Try it: Repeat all the lines below exactly, but omit the pictures.

Task input:
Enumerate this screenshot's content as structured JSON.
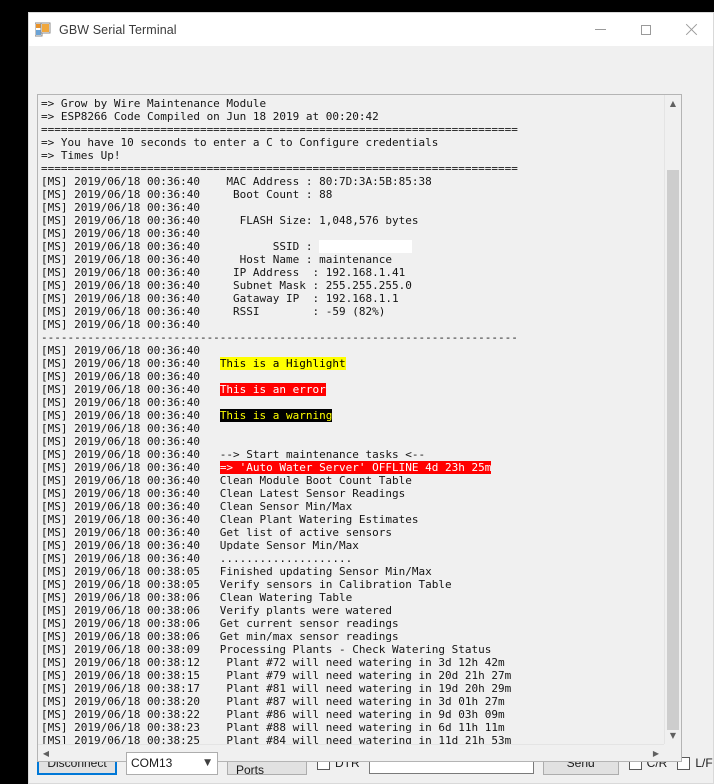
{
  "window": {
    "title": "GBW Serial Terminal",
    "icon": "form-designer-icon",
    "controls": {
      "minimize": "minimize-icon",
      "maximize": "maximize-icon",
      "close": "close-icon"
    }
  },
  "terminal": {
    "lines": [
      {
        "text": "=> Grow by Wire Maintenance Module"
      },
      {
        "text": "=> ESP8266 Code Compiled on Jun 18 2019 at 00:20:42"
      },
      {
        "text": "========================================================================"
      },
      {
        "text": "=> You have 10 seconds to enter a C to Configure credentials"
      },
      {
        "text": "=> Times Up!"
      },
      {
        "text": "========================================================================"
      },
      {
        "text": "[MS] 2019/06/18 00:36:40    MAC Address : 80:7D:3A:5B:85:38"
      },
      {
        "text": "[MS] 2019/06/18 00:36:40     Boot Count : 88"
      },
      {
        "text": "[MS] 2019/06/18 00:36:40"
      },
      {
        "text": "[MS] 2019/06/18 00:36:40      FLASH Size: 1,048,576 bytes"
      },
      {
        "text": "[MS] 2019/06/18 00:36:40"
      },
      {
        "prefix": "[MS] 2019/06/18 00:36:40           SSID : ",
        "redacted": "xxxxxxxxxxxxxx"
      },
      {
        "text": "[MS] 2019/06/18 00:36:40      Host Name : maintenance"
      },
      {
        "text": "[MS] 2019/06/18 00:36:40     IP Address  : 192.168.1.41"
      },
      {
        "text": "[MS] 2019/06/18 00:36:40     Subnet Mask : 255.255.255.0"
      },
      {
        "text": "[MS] 2019/06/18 00:36:40     Gataway IP  : 192.168.1.1"
      },
      {
        "text": "[MS] 2019/06/18 00:36:40     RSSI        : -59 (82%)"
      },
      {
        "text": "[MS] 2019/06/18 00:36:40"
      },
      {
        "text": "------------------------------------------------------------------------"
      },
      {
        "text": "[MS] 2019/06/18 00:36:40"
      },
      {
        "prefix": "[MS] 2019/06/18 00:36:40   ",
        "mark": "This is a Highlight",
        "style": "hl-yellow"
      },
      {
        "text": "[MS] 2019/06/18 00:36:40"
      },
      {
        "prefix": "[MS] 2019/06/18 00:36:40   ",
        "mark": "This is an error",
        "style": "hl-error"
      },
      {
        "text": "[MS] 2019/06/18 00:36:40"
      },
      {
        "prefix": "[MS] 2019/06/18 00:36:40   ",
        "mark": "This is a warning",
        "style": "hl-warn"
      },
      {
        "text": "[MS] 2019/06/18 00:36:40"
      },
      {
        "text": "[MS] 2019/06/18 00:36:40"
      },
      {
        "text": "[MS] 2019/06/18 00:36:40   --> Start maintenance tasks <--"
      },
      {
        "prefix": "[MS] 2019/06/18 00:36:40   ",
        "mark": "=> 'Auto Water Server' OFFLINE 4d 23h 25m",
        "style": "hl-error"
      },
      {
        "text": "[MS] 2019/06/18 00:36:40   Clean Module Boot Count Table"
      },
      {
        "text": "[MS] 2019/06/18 00:36:40   Clean Latest Sensor Readings"
      },
      {
        "text": "[MS] 2019/06/18 00:36:40   Clean Sensor Min/Max"
      },
      {
        "text": "[MS] 2019/06/18 00:36:40   Clean Plant Watering Estimates"
      },
      {
        "text": "[MS] 2019/06/18 00:36:40   Get list of active sensors"
      },
      {
        "text": "[MS] 2019/06/18 00:36:40   Update Sensor Min/Max"
      },
      {
        "text": "[MS] 2019/06/18 00:36:40   ...................."
      },
      {
        "text": "[MS] 2019/06/18 00:38:05   Finished updating Sensor Min/Max"
      },
      {
        "text": "[MS] 2019/06/18 00:38:05   Verify sensors in Calibration Table"
      },
      {
        "text": "[MS] 2019/06/18 00:38:06   Clean Watering Table"
      },
      {
        "text": "[MS] 2019/06/18 00:38:06   Verify plants were watered"
      },
      {
        "text": "[MS] 2019/06/18 00:38:06   Get current sensor readings"
      },
      {
        "text": "[MS] 2019/06/18 00:38:06   Get min/max sensor readings"
      },
      {
        "text": "[MS] 2019/06/18 00:38:09   Processing Plants - Check Watering Status"
      },
      {
        "text": "[MS] 2019/06/18 00:38:12    Plant #72 will need watering in 3d 12h 42m"
      },
      {
        "text": "[MS] 2019/06/18 00:38:15    Plant #79 will need watering in 20d 21h 27m"
      },
      {
        "text": "[MS] 2019/06/18 00:38:17    Plant #81 will need watering in 19d 20h 29m"
      },
      {
        "text": "[MS] 2019/06/18 00:38:20    Plant #87 will need watering in 3d 01h 27m"
      },
      {
        "text": "[MS] 2019/06/18 00:38:22    Plant #86 will need watering in 9d 03h 09m"
      },
      {
        "text": "[MS] 2019/06/18 00:38:23    Plant #88 will need watering in 6d 11h 11m"
      },
      {
        "text": "[MS] 2019/06/18 00:38:25    Plant #84 will need watering in 11d 21h 53m"
      }
    ],
    "scroll": {
      "up_arrow": "chevron-up-icon",
      "down_arrow": "chevron-down-icon",
      "left_arrow": "chevron-left-icon",
      "right_arrow": "chevron-right-icon"
    }
  },
  "toolbar": {
    "disconnect_label": "Disconnect",
    "port_value": "COM13",
    "port_caret": "chevron-down-icon",
    "refresh_label": "Refresh Ports",
    "dtr_label": "DTR",
    "send_value": "",
    "send_placeholder": "",
    "send_label": "Send",
    "cr_label": "C/R",
    "lf_label": "L/F"
  },
  "colors": {
    "accent": "#0078d7",
    "highlight": "#ffff00",
    "error": "#ff0000",
    "warning_bg": "#000000",
    "warning_fg": "#ffff00",
    "window_bg": "#f0f0f0"
  }
}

Result of the exercise:
Enumerate this screenshot's content as structured JSON.
{
  "window": {
    "title": "GBW Serial Terminal",
    "icon": "form-designer-icon",
    "controls": {
      "minimize": "minimize-icon",
      "maximize": "maximize-icon",
      "close": "close-icon"
    }
  },
  "terminal": {
    "lines": [
      {
        "text": "=> Grow by Wire Maintenance Module"
      },
      {
        "text": "=> ESP8266 Code Compiled on Jun 18 2019 at 00:20:42"
      },
      {
        "text": "========================================================================"
      },
      {
        "text": "=> You have 10 seconds to enter a C to Configure credentials"
      },
      {
        "text": "=> Times Up!"
      },
      {
        "text": "========================================================================"
      },
      {
        "text": "[MS] 2019/06/18 00:36:40    MAC Address : 80:7D:3A:5B:85:38"
      },
      {
        "text": "[MS] 2019/06/18 00:36:40     Boot Count : 88"
      },
      {
        "text": "[MS] 2019/06/18 00:36:40"
      },
      {
        "text": "[MS] 2019/06/18 00:36:40      FLASH Size: 1,048,576 bytes"
      },
      {
        "text": "[MS] 2019/06/18 00:36:40"
      },
      {
        "prefix": "[MS] 2019/06/18 00:36:40           SSID : ",
        "redacted": "xxxxxxxxxxxxxx"
      },
      {
        "text": "[MS] 2019/06/18 00:36:40      Host Name : maintenance"
      },
      {
        "text": "[MS] 2019/06/18 00:36:40     IP Address  : 192.168.1.41"
      },
      {
        "text": "[MS] 2019/06/18 00:36:40     Subnet Mask : 255.255.255.0"
      },
      {
        "text": "[MS] 2019/06/18 00:36:40     Gataway IP  : 192.168.1.1"
      },
      {
        "text": "[MS] 2019/06/18 00:36:40     RSSI        : -59 (82%)"
      },
      {
        "text": "[MS] 2019/06/18 00:36:40"
      },
      {
        "text": "------------------------------------------------------------------------"
      },
      {
        "text": "[MS] 2019/06/18 00:36:40"
      },
      {
        "prefix": "[MS] 2019/06/18 00:36:40   ",
        "mark": "This is a Highlight",
        "style": "hl-yellow"
      },
      {
        "text": "[MS] 2019/06/18 00:36:40"
      },
      {
        "prefix": "[MS] 2019/06/18 00:36:40   ",
        "mark": "This is an error",
        "style": "hl-error"
      },
      {
        "text": "[MS] 2019/06/18 00:36:40"
      },
      {
        "prefix": "[MS] 2019/06/18 00:36:40   ",
        "mark": "This is a warning",
        "style": "hl-warn"
      },
      {
        "text": "[MS] 2019/06/18 00:36:40"
      },
      {
        "text": "[MS] 2019/06/18 00:36:40"
      },
      {
        "text": "[MS] 2019/06/18 00:36:40   --> Start maintenance tasks <--"
      },
      {
        "prefix": "[MS] 2019/06/18 00:36:40   ",
        "mark": "=> 'Auto Water Server' OFFLINE 4d 23h 25m",
        "style": "hl-error"
      },
      {
        "text": "[MS] 2019/06/18 00:36:40   Clean Module Boot Count Table"
      },
      {
        "text": "[MS] 2019/06/18 00:36:40   Clean Latest Sensor Readings"
      },
      {
        "text": "[MS] 2019/06/18 00:36:40   Clean Sensor Min/Max"
      },
      {
        "text": "[MS] 2019/06/18 00:36:40   Clean Plant Watering Estimates"
      },
      {
        "text": "[MS] 2019/06/18 00:36:40   Get list of active sensors"
      },
      {
        "text": "[MS] 2019/06/18 00:36:40   Update Sensor Min/Max"
      },
      {
        "text": "[MS] 2019/06/18 00:36:40   ...................."
      },
      {
        "text": "[MS] 2019/06/18 00:38:05   Finished updating Sensor Min/Max"
      },
      {
        "text": "[MS] 2019/06/18 00:38:05   Verify sensors in Calibration Table"
      },
      {
        "text": "[MS] 2019/06/18 00:38:06   Clean Watering Table"
      },
      {
        "text": "[MS] 2019/06/18 00:38:06   Verify plants were watered"
      },
      {
        "text": "[MS] 2019/06/18 00:38:06   Get current sensor readings"
      },
      {
        "text": "[MS] 2019/06/18 00:38:06   Get min/max sensor readings"
      },
      {
        "text": "[MS] 2019/06/18 00:38:09   Processing Plants - Check Watering Status"
      },
      {
        "text": "[MS] 2019/06/18 00:38:12    Plant #72 will need watering in 3d 12h 42m"
      },
      {
        "text": "[MS] 2019/06/18 00:38:15    Plant #79 will need watering in 20d 21h 27m"
      },
      {
        "text": "[MS] 2019/06/18 00:38:17    Plant #81 will need watering in 19d 20h 29m"
      },
      {
        "text": "[MS] 2019/06/18 00:38:20    Plant #87 will need watering in 3d 01h 27m"
      },
      {
        "text": "[MS] 2019/06/18 00:38:22    Plant #86 will need watering in 9d 03h 09m"
      },
      {
        "text": "[MS] 2019/06/18 00:38:23    Plant #88 will need watering in 6d 11h 11m"
      },
      {
        "text": "[MS] 2019/06/18 00:38:25    Plant #84 will need watering in 11d 21h 53m"
      }
    ],
    "scroll": {
      "up_arrow": "chevron-up-icon",
      "down_arrow": "chevron-down-icon",
      "left_arrow": "chevron-left-icon",
      "right_arrow": "chevron-right-icon"
    }
  },
  "toolbar": {
    "disconnect_label": "Disconnect",
    "port_value": "COM13",
    "port_caret": "chevron-down-icon",
    "refresh_label": "Refresh Ports",
    "dtr_label": "DTR",
    "send_value": "",
    "send_placeholder": "",
    "send_label": "Send",
    "cr_label": "C/R",
    "lf_label": "L/F"
  },
  "colors": {
    "accent": "#0078d7",
    "highlight": "#ffff00",
    "error": "#ff0000",
    "warning_bg": "#000000",
    "warning_fg": "#ffff00",
    "window_bg": "#f0f0f0"
  }
}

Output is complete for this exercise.